So what does this mean? One part of the answer seems to be that to people in poorer, rougher areas, being a gangster looks like an attractive option. Not only is it attractive, it’s also a live option. What makes it an attractive and live option is surely that (i) one’s other prospects are bleak, (ii) one has been conditioned since birth (like everyone else living in a consumer capitalist society) to want the latest whatever, and to believe that one has the right to have it; (iii) one is surrounded by others living the gangster lifestyle. The roots of (iii) are no doubt fiercely complicated, but surely there’s some importance to the fact that being poor is stressful, stress breaks families apart, dysfunction creeps in, and once there, it reaches down the generations.
Things will no doubt become clearer with time. But for now, on behalf of all the families, shopkeepers, and other folk battening down the hatches after dark, let’s hope it’s true that the rain is coming, and rioters don’t like getting wet.
It’s also worth emphasising that the UK has the lowest level of social mobility in the OECD. Even the perception that overcoming deprivation is possible is an important legitimation of the social order. It may now be absent for a lot of people.
Hind is right to argue that large scale civil disorder is itself necessarily political, even if many participants have no explicit political motivation. But it’s also right that those projecting revolutionary fantasies onto these events are wrong.
I’d close by noting once again that events of this sort are intensely frightening for those living through them. That should not be forgotten.
Update: Another extremely interesting post at Potlach:
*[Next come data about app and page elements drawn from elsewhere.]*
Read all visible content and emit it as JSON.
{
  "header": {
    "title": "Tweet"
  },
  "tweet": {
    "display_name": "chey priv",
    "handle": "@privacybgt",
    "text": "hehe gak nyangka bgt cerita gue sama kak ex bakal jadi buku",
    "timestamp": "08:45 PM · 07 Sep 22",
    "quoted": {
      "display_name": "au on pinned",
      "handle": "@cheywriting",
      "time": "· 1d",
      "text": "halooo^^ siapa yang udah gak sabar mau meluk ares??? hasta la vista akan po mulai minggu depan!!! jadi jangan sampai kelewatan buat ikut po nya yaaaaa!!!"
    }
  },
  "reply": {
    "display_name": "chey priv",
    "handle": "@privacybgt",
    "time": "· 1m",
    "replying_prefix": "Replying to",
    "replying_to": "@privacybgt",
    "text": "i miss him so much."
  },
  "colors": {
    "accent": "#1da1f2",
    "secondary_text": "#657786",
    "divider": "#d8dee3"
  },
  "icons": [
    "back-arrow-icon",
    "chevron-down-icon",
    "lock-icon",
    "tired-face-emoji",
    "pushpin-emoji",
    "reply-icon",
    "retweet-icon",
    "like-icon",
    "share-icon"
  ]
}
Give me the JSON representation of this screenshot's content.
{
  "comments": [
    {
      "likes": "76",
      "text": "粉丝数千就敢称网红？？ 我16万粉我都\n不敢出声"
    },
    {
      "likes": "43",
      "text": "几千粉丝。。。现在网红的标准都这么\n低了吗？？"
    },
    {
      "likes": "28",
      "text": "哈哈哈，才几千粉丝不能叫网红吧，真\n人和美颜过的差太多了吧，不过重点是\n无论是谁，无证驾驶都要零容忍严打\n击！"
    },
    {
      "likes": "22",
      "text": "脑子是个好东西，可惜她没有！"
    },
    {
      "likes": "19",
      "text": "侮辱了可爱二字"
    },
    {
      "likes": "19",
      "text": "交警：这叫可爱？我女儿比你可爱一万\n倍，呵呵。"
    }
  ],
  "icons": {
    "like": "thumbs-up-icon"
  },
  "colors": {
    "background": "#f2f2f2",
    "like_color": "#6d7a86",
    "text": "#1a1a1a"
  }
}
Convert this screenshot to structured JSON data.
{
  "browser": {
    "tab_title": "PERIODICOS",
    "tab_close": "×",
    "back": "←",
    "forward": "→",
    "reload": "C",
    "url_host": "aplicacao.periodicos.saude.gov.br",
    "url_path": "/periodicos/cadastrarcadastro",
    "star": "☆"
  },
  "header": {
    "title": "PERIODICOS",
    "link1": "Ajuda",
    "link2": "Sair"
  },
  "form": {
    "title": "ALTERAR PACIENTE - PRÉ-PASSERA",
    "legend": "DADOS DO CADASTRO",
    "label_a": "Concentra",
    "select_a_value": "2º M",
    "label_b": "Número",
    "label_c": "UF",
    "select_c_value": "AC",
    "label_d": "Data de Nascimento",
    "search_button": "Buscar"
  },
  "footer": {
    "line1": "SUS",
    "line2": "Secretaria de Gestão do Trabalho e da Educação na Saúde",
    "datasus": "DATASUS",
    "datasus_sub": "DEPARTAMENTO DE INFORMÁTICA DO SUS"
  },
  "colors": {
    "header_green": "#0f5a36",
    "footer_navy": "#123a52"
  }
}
Sociologists and socialists are wary of blaming individuals, for events that they are not entirely in control of, and structures that they didn’t design. But surely a nuanced understanding of contemporary individualism recognises that it is no less real for having been politically constructed. Political and economic ideas and concepts can become more truthful over time, if there is enough power behind them. The neoliberal vision of the individual ego, choosing, desiring and consuming, independent of social norms or institutions, has grown more plausible over the past thirty years. Once it becomes adopted by people to understand and criticise their own lives and actions, then it attains a type of ‘performative’ and interpretive reality that class may have done in the past, but may never do again.
As David Harvey argues in A Brief History of Neoliberalism, combine neo-classical economics with the 1960s rhetoric of emancipation, and you have a heady ideological cocktail, that draws people into conceiving of themselves as autonomous sovereign selves. Ask today’s rioter what he is doing, and he will reply using the language of self, pleasure, economic freedom and individual recognition. This borders on the concerns of the Left, when it enters into identity politics, but for the most part it is entirely neoliberal.